Arnhem part 3
This entry was posted on February 17, 2015.
The final section of our whirlwind tour of Arnhem would take us to the Hartenstein Hotel (the Oosterbeek Airborne museum) and to the Arnhem Oosterbeek cemetery.
In the grounds of the museum there are three 17 pounders (literally salvaged from around Oosterbeek - meaning that 3 of the 11 guns that went into action during the battle survive) and an M4 Sherman, commemorating the final liberation of the area in april 1945. It’s easy to forget exactly how huge these 17lbr guns were. The Hartenstein Hotel was the headquarters and one of the casualty station for the British Airborne while they were in Oosterbeek. The Museum now tells the story of the Arnhem landings .
The Museum is full of artifacts and photos from the battle (which solved Rich’s and Jasper’s debate over fences - waist high wire fences it is!). Photos from the time can give essential information on the battle and small details which can be easily missed (like a photo of StuG III crew wearing helmets). Both sides sent war correspondents and photographers to the battle: the British initially because of the expected successful crossing of the Rhine, and the Germans to record their own expected victory.
The exhibition moved downstairs to the ‘Arnhem Experience’ (a walkthrough display showing the essentails of the battle). There was also a moving exhibition on the effect on the Dutch populace, who were given two hours to vacate the area. What they didn’t take with them was looted by the Germans. There was also information on the ‘Hunger Winter’ where thousands of Dutch starved in the German occupied zones.
After Hartenstein, we took a trip to the Arnhem Ooseterbeek War Graves Cemetery. I’m not ashamed to say I found the place very moving and was in tears at several points during our visit. Even thinking about it now as I write this makes me quite emotional.

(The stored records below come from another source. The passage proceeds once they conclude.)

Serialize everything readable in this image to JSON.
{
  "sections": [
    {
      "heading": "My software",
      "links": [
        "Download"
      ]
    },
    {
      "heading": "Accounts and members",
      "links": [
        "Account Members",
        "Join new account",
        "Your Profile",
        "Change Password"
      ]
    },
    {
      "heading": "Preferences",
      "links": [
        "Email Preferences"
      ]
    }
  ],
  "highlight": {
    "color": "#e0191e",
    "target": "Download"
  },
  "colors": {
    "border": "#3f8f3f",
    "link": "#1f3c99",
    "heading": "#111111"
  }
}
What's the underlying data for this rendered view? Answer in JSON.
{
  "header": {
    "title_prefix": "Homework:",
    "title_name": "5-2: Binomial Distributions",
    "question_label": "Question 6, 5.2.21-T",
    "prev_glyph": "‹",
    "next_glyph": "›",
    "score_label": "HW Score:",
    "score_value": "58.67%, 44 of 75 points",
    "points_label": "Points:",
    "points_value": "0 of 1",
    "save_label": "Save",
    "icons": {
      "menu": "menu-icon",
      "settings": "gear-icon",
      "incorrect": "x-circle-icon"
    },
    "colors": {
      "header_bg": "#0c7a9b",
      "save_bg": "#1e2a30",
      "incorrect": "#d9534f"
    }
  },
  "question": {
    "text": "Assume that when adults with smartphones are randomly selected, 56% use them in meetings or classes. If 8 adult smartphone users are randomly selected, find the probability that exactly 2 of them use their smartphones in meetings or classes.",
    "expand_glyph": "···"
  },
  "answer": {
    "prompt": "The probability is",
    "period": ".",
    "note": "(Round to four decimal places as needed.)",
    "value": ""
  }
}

Over 1700 tombstones, each showing the different nationalities and backgrounds of the troops who fought here. Some had personal inscriptions from their families, quite a few are still ‘known unto God’, unidentified Allied soldiers who fell at Arnhem and Oosterbeek. Some were from later campaigns, such as the crossing of the Rhine; soldiers were brought to the nearest cemetery for burial. I’m glad I had another opportunity to pay my respects (this is my second visit).
I’d like to thank Jasper and Christy for making our trip possible and Richard Clarke who added to the enlightening conversation on our tour of the battlefield. If you are at all interested in the battles around Arnhem and Oosterbeek, nothing beats seeing them first-hand. This visit really has put a number of pieces of the puzzle into place, helped by having two expert guides with me.